“There is a major teacher shortage nation-wide; South Carolina is not exempt, particularly in high need areas such as math, science and foreign language,” Royster said. “The Expressway to Tiger Town initiative supports our Graduatio


Three Clemson Players Chosen in Top 20 of NFL Draft


NASHVILLE — Clemson made school and NFL Draft history on the first night of the 2019 NFL Draft, featuring the selections of defensive end Clelin Ferrell to the Oakland Raiders at No. 4 overall, defensive tackle Christian Wilkins to the Miami Dolphins at No. 13 and defensive tackle Dexter Lawrence to the New York Giants at No. 17. The output marked the first time Clemson had produced three first-round picks in a single draft.

The selections also marked the first time in NFL Draft history that a single school produced three players selected as defensive linemen in a single draft. The only other draft to feature three college defensive linemen from a single school in the first round was in 2006, when NC State’s Mario Williams, Manny Lawson and John McCargo went with the Nos. 1, 22 and 26 picks, respectively, though Lawson was officially submitted as a linebacker.

The night in Nashville started with a bang, as the Oakland Raiders selected Ferrell with the fourth overall pick. Ferrell’s selection at No. 4 tied for the highest selection for Clemson all-time, matching the fourth overall selections of Banks McFadden (1939), Gaines Adams (2007) and Sammy Watkins (2014).

Wilkins was next off the board to Miami at No. 13, becoming the first player from Clemson to be selected in the first round in Dolphins history. Of Clemson’s nine all-time selections by Miami, each of the last four (DE Phillip Merling, S Chris Clemons, CB Cordrea Tankersley and Wilkins) have come from the defensive side of the ball.

Lawrence became Clemson’s historic third selection of the evening at No. 17 overall. Lawrence’s selection continued a pipeline of Clemson players being drafted by the Giants, representing the franchise’s 18th selection from Clemson all-time, moving past the Pittsburgh Steelers (17) for the most of any franchise.

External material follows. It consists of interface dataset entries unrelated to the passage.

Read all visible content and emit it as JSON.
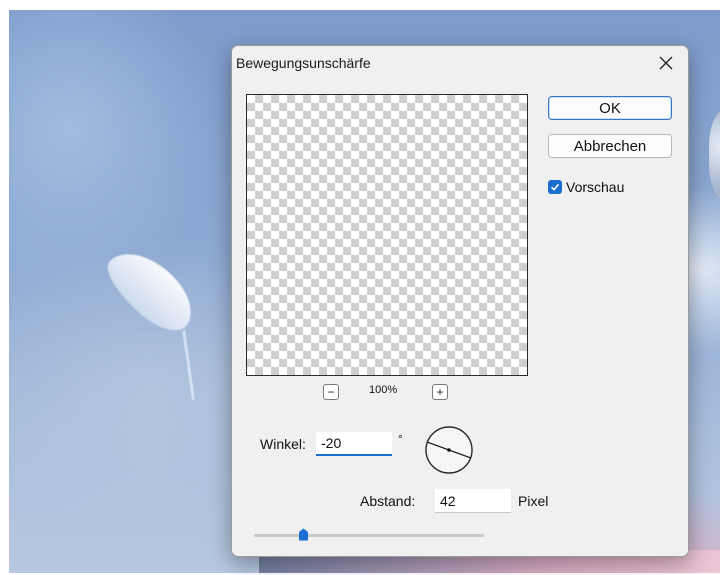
{
  "dialog": {
    "title": "Bewegungsunschärfe",
    "close_icon": "close-icon",
    "ok_label": "OK",
    "cancel_label": "Abbrechen",
    "preview_label": "Vorschau",
    "preview_checked": true,
    "zoom": {
      "minus_label": "−",
      "plus_label": "+",
      "value": "100%"
    },
    "angle": {
      "label": "Winkel:",
      "value": "-20",
      "unit": "°"
    },
    "distance": {
      "label": "Abstand:",
      "value": "42",
      "unit": "Pixel"
    },
    "slider_fraction": 0.21
  },
  "colors": {
    "accent": "#1b6fd0",
    "dialog_bg": "#f0f0f0"
  }
}
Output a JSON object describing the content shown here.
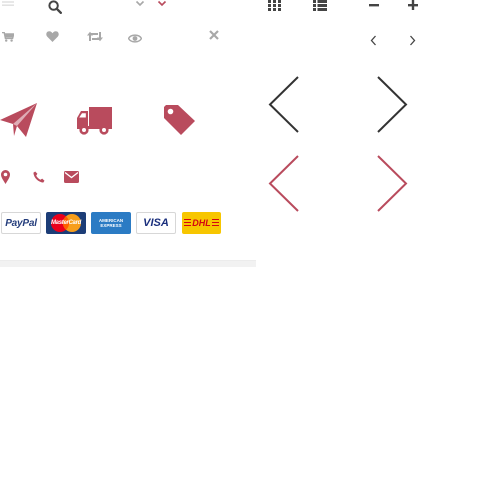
{
  "colors": {
    "accent": "#b94b5d",
    "gray": "#a8a8a8",
    "dark": "#444444",
    "lightgray": "#e2e2e2"
  },
  "top_row": {
    "icons": [
      "menu-icon",
      "search-icon",
      "chevron-down-icon",
      "chevron-down-accent-icon",
      "grid-view-icon",
      "list-view-icon",
      "minus-icon",
      "plus-icon"
    ]
  },
  "action_row": {
    "icons": [
      "cart-icon",
      "heart-icon",
      "compare-icon",
      "eye-icon",
      "close-icon",
      "chevron-left-icon",
      "chevron-right-icon"
    ]
  },
  "feature_icons": [
    "paper-plane-icon",
    "truck-icon",
    "tag-icon"
  ],
  "arrows": [
    "large-arrow-left-dark",
    "large-arrow-right-dark",
    "large-arrow-left-accent",
    "large-arrow-right-accent"
  ],
  "contact_icons": [
    "map-marker-icon",
    "phone-icon",
    "envelope-icon"
  ],
  "payments": {
    "paypal": "PayPal",
    "mastercard": "MasterCard",
    "amex_line1": "AMERICAN",
    "amex_line2": "EXPRESS",
    "visa": "VISA",
    "dhl": "DHL"
  }
}
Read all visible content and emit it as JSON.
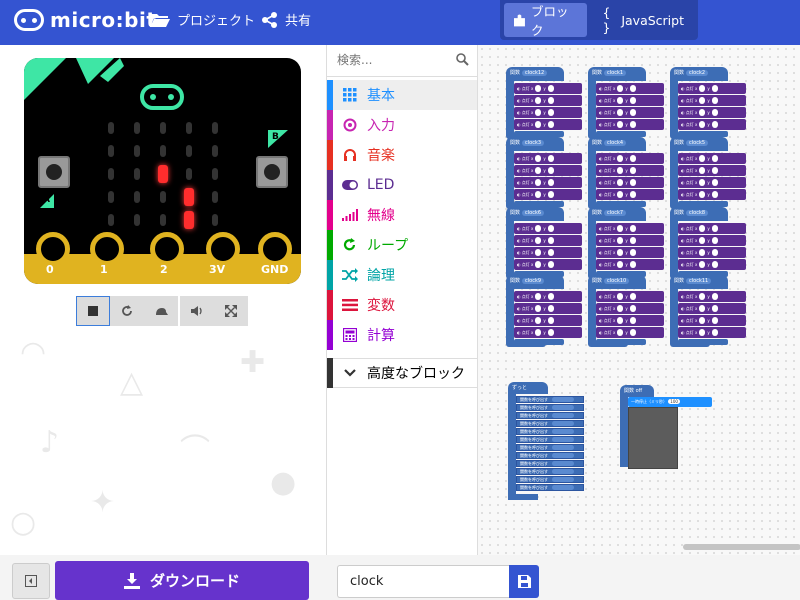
{
  "app": {
    "logo_text": "micro:bit"
  },
  "header": {
    "projects_label": "プロジェクト",
    "share_label": "共有",
    "blocks_tab": "ブロック",
    "js_tab_prefix": "{ }",
    "js_tab": "JavaScript"
  },
  "simulator": {
    "pins": [
      "0",
      "1",
      "2",
      "3V",
      "GND"
    ],
    "button_a": "A",
    "button_b": "B",
    "lit_leds": [
      [
        2,
        2
      ],
      [
        3,
        3
      ],
      [
        3,
        4
      ]
    ]
  },
  "toolbox": {
    "search_placeholder": "検索...",
    "categories": [
      {
        "label": "基本",
        "color": "#1e90ff",
        "icon": "grid-icon"
      },
      {
        "label": "入力",
        "color": "#c724b1",
        "icon": "target-icon"
      },
      {
        "label": "音楽",
        "color": "#e63022",
        "icon": "headphones-icon"
      },
      {
        "label": "LED",
        "color": "#5c2d91",
        "icon": "toggle-icon"
      },
      {
        "label": "無線",
        "color": "#e3008c",
        "icon": "signal-icon"
      },
      {
        "label": "ループ",
        "color": "#00aa00",
        "icon": "loop-icon"
      },
      {
        "label": "論理",
        "color": "#00a4a6",
        "icon": "shuffle-icon"
      },
      {
        "label": "変数",
        "color": "#dc143c",
        "icon": "lines-icon"
      },
      {
        "label": "計算",
        "color": "#9400d3",
        "icon": "calculator-icon"
      }
    ],
    "advanced_label": "高度なブロック"
  },
  "workspace": {
    "functions": [
      "clock12",
      "clock1",
      "clock2",
      "clock3",
      "clock4",
      "clock5",
      "clock6",
      "clock7",
      "clock8",
      "clock9",
      "clock10",
      "clock11"
    ],
    "forever_label": "ずっと",
    "off_function": "off",
    "pause_label": "一時停止（ミリ秒）",
    "pause_value": "100"
  },
  "footer": {
    "download_label": "ダウンロード",
    "project_name": "clock"
  }
}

With the three selections, Clemson has now had 54 players selected since Dabo Swinney became head coach in December of 2008. With six rounds still remaining, the 2019 draft already represents the 12th consecutive year Clemson has had at least three players selected in the NFL Draft.